>>>>
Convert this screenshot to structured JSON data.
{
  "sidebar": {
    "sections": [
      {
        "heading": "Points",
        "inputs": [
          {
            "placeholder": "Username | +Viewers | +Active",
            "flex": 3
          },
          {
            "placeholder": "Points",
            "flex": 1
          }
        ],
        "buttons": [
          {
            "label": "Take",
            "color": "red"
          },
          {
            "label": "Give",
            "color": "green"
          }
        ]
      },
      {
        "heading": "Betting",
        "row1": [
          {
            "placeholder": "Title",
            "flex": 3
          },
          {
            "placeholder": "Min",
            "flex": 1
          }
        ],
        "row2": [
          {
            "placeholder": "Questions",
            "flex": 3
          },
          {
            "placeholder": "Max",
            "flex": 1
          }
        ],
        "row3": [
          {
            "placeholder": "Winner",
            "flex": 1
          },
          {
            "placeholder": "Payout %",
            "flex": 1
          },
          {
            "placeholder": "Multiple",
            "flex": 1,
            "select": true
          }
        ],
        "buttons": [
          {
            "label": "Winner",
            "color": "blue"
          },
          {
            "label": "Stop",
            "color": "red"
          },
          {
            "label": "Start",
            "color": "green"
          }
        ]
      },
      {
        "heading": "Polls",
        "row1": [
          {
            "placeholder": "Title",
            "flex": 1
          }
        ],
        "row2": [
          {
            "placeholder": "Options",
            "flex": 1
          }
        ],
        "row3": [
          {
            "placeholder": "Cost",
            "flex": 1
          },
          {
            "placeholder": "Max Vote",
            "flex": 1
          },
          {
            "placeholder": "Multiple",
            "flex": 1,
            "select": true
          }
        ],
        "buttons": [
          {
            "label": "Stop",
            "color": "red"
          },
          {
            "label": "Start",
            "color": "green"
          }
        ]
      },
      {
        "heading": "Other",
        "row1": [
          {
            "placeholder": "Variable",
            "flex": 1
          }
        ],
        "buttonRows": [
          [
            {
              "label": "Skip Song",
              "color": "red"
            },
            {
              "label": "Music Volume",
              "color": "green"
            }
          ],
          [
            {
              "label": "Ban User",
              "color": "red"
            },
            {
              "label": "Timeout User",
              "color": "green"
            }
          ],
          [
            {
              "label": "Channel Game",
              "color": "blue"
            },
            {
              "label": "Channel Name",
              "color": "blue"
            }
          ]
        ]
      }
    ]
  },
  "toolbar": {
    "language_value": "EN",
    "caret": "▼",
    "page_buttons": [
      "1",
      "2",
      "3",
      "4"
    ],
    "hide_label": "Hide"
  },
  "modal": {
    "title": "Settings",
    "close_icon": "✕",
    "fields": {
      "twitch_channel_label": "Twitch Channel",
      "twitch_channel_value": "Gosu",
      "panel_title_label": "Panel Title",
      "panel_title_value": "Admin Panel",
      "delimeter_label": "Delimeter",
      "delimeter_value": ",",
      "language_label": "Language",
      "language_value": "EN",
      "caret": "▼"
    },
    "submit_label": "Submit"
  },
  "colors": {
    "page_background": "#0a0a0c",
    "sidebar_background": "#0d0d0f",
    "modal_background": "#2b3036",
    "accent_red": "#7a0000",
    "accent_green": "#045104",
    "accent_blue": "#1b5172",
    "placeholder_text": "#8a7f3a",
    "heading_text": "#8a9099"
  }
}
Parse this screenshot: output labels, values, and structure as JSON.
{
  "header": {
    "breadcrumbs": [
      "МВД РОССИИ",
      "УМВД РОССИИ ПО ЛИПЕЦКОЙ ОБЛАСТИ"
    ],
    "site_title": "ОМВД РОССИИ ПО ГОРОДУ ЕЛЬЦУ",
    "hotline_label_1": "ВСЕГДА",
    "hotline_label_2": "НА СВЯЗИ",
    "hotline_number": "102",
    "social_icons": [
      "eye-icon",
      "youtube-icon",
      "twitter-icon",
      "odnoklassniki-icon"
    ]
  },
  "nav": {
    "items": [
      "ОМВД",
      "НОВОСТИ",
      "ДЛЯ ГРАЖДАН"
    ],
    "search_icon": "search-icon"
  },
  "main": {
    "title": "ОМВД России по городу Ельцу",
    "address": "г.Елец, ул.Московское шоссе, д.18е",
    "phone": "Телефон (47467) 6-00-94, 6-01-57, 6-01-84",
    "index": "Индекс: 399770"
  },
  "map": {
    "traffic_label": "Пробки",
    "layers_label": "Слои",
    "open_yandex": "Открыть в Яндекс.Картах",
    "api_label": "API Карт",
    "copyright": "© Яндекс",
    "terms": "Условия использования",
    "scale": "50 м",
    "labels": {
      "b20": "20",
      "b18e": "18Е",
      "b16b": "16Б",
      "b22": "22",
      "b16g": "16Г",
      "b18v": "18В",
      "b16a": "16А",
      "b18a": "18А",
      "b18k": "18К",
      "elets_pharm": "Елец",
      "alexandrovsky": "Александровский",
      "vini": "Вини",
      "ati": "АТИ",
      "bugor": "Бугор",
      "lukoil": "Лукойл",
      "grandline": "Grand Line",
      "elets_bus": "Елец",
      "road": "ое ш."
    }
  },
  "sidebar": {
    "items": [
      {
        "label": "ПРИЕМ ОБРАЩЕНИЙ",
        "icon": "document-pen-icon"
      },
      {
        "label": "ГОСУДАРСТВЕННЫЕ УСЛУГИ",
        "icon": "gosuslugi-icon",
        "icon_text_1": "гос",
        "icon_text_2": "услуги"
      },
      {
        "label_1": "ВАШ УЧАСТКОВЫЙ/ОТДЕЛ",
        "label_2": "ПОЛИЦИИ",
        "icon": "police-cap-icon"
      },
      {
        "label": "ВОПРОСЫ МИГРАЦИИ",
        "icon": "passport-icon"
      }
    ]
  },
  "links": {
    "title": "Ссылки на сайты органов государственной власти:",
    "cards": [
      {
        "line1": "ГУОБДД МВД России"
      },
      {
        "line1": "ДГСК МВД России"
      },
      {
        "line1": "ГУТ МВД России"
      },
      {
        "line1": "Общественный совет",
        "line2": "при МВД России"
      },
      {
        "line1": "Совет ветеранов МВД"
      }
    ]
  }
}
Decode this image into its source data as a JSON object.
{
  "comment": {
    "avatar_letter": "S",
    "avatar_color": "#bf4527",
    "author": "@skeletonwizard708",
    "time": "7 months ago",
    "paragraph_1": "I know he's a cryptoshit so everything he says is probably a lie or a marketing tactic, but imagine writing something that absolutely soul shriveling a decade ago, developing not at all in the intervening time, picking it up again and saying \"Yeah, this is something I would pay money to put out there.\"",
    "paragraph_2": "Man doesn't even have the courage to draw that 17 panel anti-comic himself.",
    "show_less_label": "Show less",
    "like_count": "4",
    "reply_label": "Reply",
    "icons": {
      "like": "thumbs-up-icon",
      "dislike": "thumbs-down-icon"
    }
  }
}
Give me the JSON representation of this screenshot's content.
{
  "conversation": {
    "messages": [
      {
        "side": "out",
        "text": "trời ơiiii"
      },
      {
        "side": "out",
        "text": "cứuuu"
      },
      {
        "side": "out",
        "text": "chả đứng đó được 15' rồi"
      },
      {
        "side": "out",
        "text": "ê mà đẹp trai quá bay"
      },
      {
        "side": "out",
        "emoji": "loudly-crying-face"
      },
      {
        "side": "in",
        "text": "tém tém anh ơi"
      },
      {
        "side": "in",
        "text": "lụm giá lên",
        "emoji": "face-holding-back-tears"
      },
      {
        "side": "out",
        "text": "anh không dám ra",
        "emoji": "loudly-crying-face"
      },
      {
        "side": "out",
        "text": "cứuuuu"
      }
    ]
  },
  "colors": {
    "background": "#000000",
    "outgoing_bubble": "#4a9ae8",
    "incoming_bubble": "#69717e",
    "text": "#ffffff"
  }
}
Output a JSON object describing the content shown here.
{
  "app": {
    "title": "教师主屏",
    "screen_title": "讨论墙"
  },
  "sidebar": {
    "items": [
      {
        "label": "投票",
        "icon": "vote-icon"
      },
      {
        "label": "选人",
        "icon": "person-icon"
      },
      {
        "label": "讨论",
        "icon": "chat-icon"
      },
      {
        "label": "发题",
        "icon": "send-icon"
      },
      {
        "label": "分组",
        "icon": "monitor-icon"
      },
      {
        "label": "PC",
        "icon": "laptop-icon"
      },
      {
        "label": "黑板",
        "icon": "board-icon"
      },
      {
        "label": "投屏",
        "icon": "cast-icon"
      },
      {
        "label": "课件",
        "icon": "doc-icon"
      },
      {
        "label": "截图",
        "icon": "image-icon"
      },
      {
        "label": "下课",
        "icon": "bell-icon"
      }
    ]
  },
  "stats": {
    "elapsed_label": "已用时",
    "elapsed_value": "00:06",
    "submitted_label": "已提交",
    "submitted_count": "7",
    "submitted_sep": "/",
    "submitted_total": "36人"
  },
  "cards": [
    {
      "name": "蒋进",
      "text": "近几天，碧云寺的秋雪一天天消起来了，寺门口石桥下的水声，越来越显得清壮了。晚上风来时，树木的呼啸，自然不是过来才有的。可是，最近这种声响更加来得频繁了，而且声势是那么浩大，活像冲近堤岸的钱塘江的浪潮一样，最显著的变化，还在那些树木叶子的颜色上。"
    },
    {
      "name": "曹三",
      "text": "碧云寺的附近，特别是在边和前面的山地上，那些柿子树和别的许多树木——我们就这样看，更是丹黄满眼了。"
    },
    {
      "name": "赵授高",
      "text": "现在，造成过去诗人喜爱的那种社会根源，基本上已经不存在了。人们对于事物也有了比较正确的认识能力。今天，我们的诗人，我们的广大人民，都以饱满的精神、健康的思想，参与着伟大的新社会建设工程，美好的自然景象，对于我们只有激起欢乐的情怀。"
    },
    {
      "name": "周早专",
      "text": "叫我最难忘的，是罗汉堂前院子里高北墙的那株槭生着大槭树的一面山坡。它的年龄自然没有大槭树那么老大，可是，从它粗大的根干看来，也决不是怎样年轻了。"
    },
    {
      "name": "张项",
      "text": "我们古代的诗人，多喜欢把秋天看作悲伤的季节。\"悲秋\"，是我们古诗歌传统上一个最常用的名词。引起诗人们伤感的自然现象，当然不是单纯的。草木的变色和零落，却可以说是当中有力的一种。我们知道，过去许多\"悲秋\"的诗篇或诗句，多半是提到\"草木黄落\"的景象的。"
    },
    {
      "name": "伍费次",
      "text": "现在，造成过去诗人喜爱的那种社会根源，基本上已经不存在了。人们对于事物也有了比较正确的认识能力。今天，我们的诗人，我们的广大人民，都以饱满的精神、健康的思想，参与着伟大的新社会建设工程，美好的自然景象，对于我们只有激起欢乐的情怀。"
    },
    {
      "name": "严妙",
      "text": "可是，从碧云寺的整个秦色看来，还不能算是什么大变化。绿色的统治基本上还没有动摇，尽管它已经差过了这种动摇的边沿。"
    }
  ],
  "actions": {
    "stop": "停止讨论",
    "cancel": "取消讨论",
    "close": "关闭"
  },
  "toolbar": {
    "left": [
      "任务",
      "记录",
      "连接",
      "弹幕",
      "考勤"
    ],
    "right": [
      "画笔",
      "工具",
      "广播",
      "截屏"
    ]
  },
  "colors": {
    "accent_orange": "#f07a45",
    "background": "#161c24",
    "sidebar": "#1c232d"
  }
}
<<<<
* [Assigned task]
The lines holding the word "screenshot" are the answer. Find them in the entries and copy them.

* [Response to this task]
Convert this screenshot to structured JSON data.
Parse this screenshot: output labels, values, and structure as JSON.
Give me the JSON representation of this screenshot's content.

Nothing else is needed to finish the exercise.